Apparently there is only one letter missing in the gap caused by the break.
The other seven lines shared by the A and B fragments have increasing larger gaps the further they are from line 5.
The history of the city as Israelite started in the period of the Judges and continued through the period shortly before the exile by Assyria (2 century testifies to the fact that it was an Israelite city at that time or at very least not part of the then bordering Assyrian empire.
Apparently all three fragments belonged to a larger monumental inscription that had been broken in pieces and these pieces in turn were used as ordinary stones in later construction.
The fact pointed out by Biran/Naveh (45 p9) that Jehoram is the only king of Israel or Judah whose name ends with the Hebrew letters resh and mem is correct.
Since we know from the bible that both men were killed at the same time, the conclusion that the yahu ending in line 8 of B refers to Ahaziah seems very logical, especially since the only other ruler of Judah in that time period with that ending was queen Athaliah.
That evidence being that the end of line 3 most surely is continued at the beginning of line 4, as the word Israel could be guessed at even without the end of line 3.
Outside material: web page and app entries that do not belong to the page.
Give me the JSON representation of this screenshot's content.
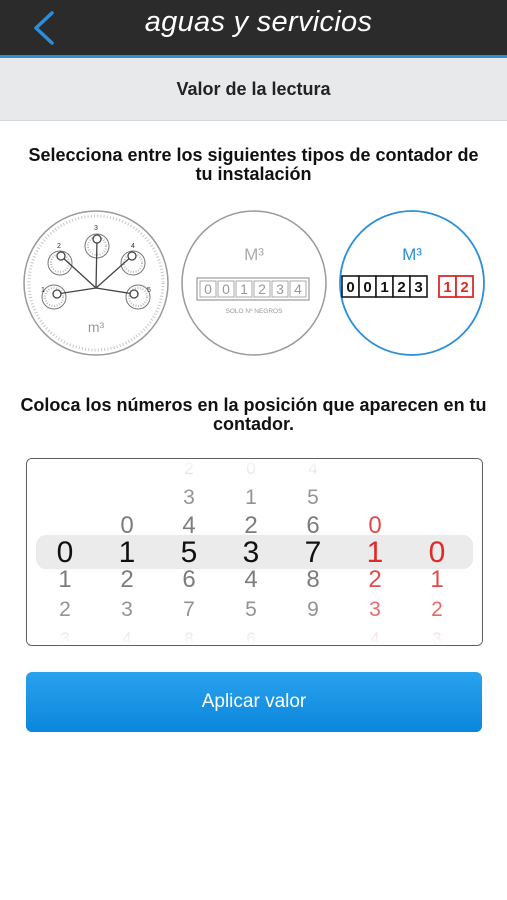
{
  "colors": {
    "nav_bg": "#2b2b2b",
    "accent": "#2a8fd8",
    "header_bg": "#e8e9ea",
    "red": "#e02a2a",
    "button_blue": "#0a86dc"
  },
  "nav": {
    "title": "aguas y servicios",
    "back_icon": "chevron-left-icon"
  },
  "section": {
    "title": "Valor de la lectura"
  },
  "instructions": {
    "meter_type": "Selecciona entre los siguientes tipos de contador de tu instalación",
    "position": "Coloca los números en la posición que aparecen en tu contador."
  },
  "meter_types": {
    "dial": {
      "unit": "m³",
      "dial_numbers": [
        "1",
        "2",
        "3",
        "4",
        "5"
      ]
    },
    "black_only": {
      "unit": "M³",
      "digits": [
        "0",
        "0",
        "1",
        "2",
        "3",
        "4"
      ],
      "caption": "SOLO Nº NEGROS"
    },
    "black_red": {
      "unit": "M³",
      "black_digits": [
        "0",
        "0",
        "1",
        "2",
        "3"
      ],
      "red_digits": [
        "1",
        "2"
      ],
      "selected": true
    }
  },
  "picker": {
    "wheels": [
      {
        "color": "black",
        "value": "0",
        "above": [],
        "below": [
          "1",
          "2",
          "3"
        ]
      },
      {
        "color": "black",
        "value": "1",
        "above": [
          "0"
        ],
        "below": [
          "2",
          "3",
          "4"
        ]
      },
      {
        "color": "black",
        "value": "5",
        "above": [
          "2",
          "3",
          "4"
        ],
        "below": [
          "6",
          "7",
          "8"
        ]
      },
      {
        "color": "black",
        "value": "3",
        "above": [
          "0",
          "1",
          "2"
        ],
        "below": [
          "4",
          "5",
          "6"
        ]
      },
      {
        "color": "black",
        "value": "7",
        "above": [
          "4",
          "5",
          "6"
        ],
        "below": [
          "8",
          "9"
        ]
      },
      {
        "color": "red",
        "value": "1",
        "above": [
          "0"
        ],
        "below": [
          "2",
          "3",
          "4"
        ]
      },
      {
        "color": "red",
        "value": "0",
        "above": [],
        "below": [
          "1",
          "2",
          "3"
        ]
      }
    ]
  },
  "apply_button": {
    "label": "Aplicar valor"
  }
}
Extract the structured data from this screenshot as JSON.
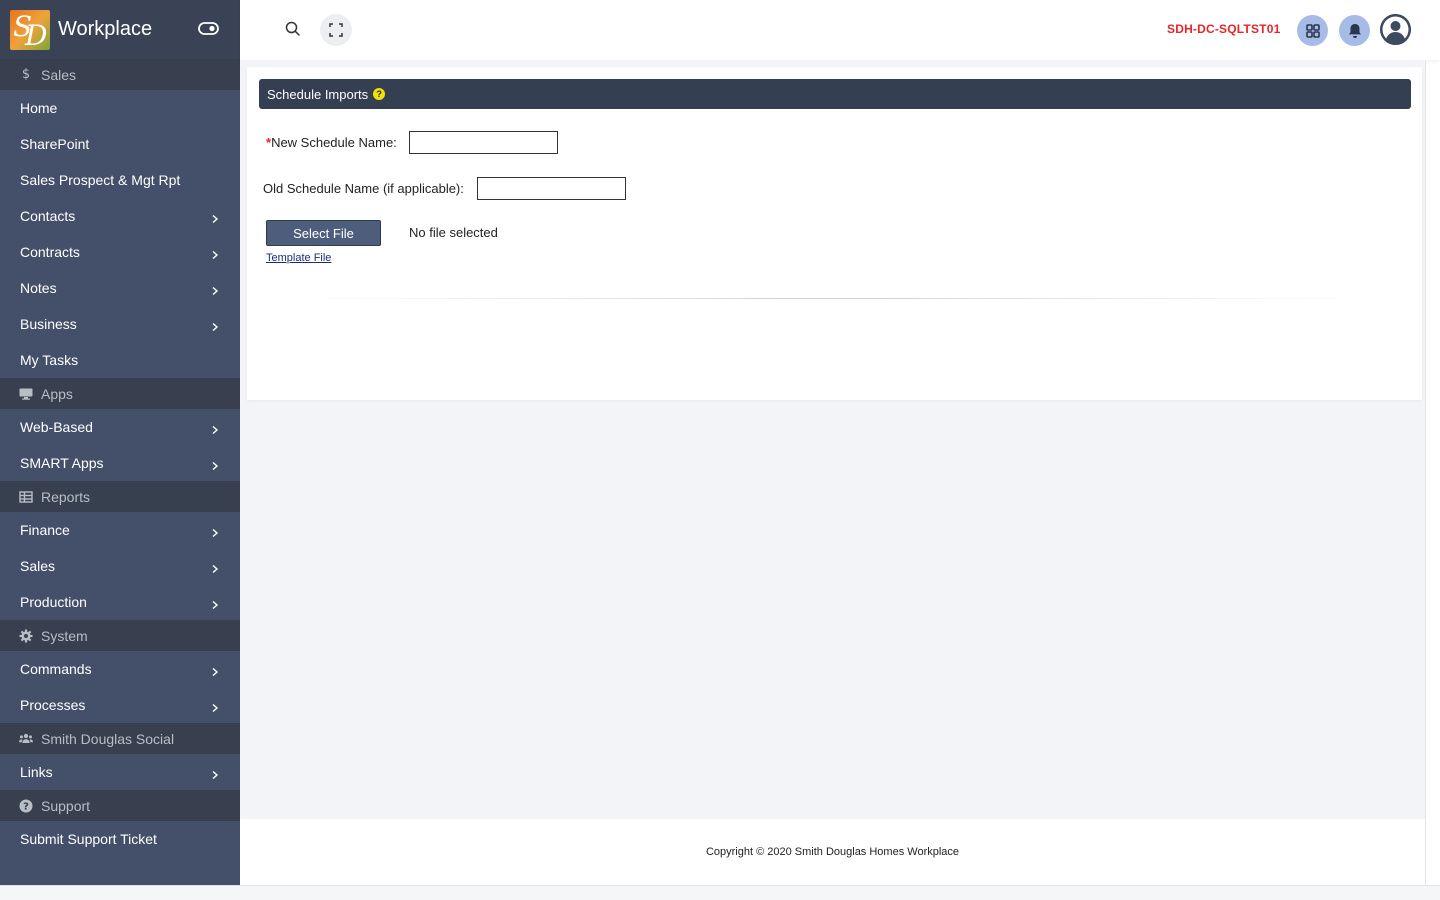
{
  "brand": {
    "title": "Workplace",
    "logo_text_1": "S",
    "logo_text_2": "D"
  },
  "sidebar": {
    "sections": [
      {
        "label": "Sales",
        "icon": "dollar-icon",
        "items": [
          {
            "label": "Home",
            "has_submenu": false
          },
          {
            "label": "SharePoint",
            "has_submenu": false
          },
          {
            "label": "Sales Prospect & Mgt Rpt",
            "has_submenu": false
          },
          {
            "label": "Contacts",
            "has_submenu": true
          },
          {
            "label": "Contracts",
            "has_submenu": true
          },
          {
            "label": "Notes",
            "has_submenu": true
          },
          {
            "label": "Business",
            "has_submenu": true
          },
          {
            "label": "My Tasks",
            "has_submenu": false
          }
        ]
      },
      {
        "label": "Apps",
        "icon": "desktop-icon",
        "items": [
          {
            "label": "Web-Based",
            "has_submenu": true
          },
          {
            "label": "SMART Apps",
            "has_submenu": true
          }
        ]
      },
      {
        "label": "Reports",
        "icon": "table-icon",
        "items": [
          {
            "label": "Finance",
            "has_submenu": true
          },
          {
            "label": "Sales",
            "has_submenu": true
          },
          {
            "label": "Production",
            "has_submenu": true
          }
        ]
      },
      {
        "label": "System",
        "icon": "gear-icon",
        "items": [
          {
            "label": "Commands",
            "has_submenu": true
          },
          {
            "label": "Processes",
            "has_submenu": true
          }
        ]
      },
      {
        "label": "Smith Douglas Social",
        "icon": "users-icon",
        "items": [
          {
            "label": "Links",
            "has_submenu": true
          }
        ]
      },
      {
        "label": "Support",
        "icon": "question-icon",
        "items": [
          {
            "label": "Submit Support Ticket",
            "has_submenu": false
          }
        ]
      }
    ]
  },
  "topbar": {
    "server_name": "SDH-DC-SQLTST01",
    "icons": [
      "search-icon",
      "fullscreen-icon",
      "apps-grid-icon",
      "bell-icon",
      "user-icon"
    ],
    "colors": {
      "server_name": "#e4262b",
      "badge_circle": "#a6bce6"
    }
  },
  "form": {
    "header_title": "Schedule Imports",
    "help_glyph": "?",
    "new_schedule_required_mark": "*",
    "new_schedule_label": "New Schedule Name:",
    "new_schedule_value": "",
    "old_schedule_label": "Old Schedule Name (if applicable):",
    "old_schedule_value": "",
    "select_file_label": "Select File",
    "no_file_text": "No file selected",
    "template_link": "Template File"
  },
  "footer": {
    "copyright": "Copyright © 2020 Smith Douglas Homes Workplace"
  },
  "colors": {
    "sidebar_bg": "#445069",
    "section_bg": "#38404f",
    "header_bg": "#353f52",
    "accent_red": "#e4262b",
    "help_yellow": "#f3e300"
  }
}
(Indeed Biran/Naveh did guess this very thing in 1993, see 43 p92) If the obvious reading is correct, then the Stele is suggesting that its author had placed it in what had been Israelite territory, for this is contrasted with the king of Israel formerly entering the authors territory.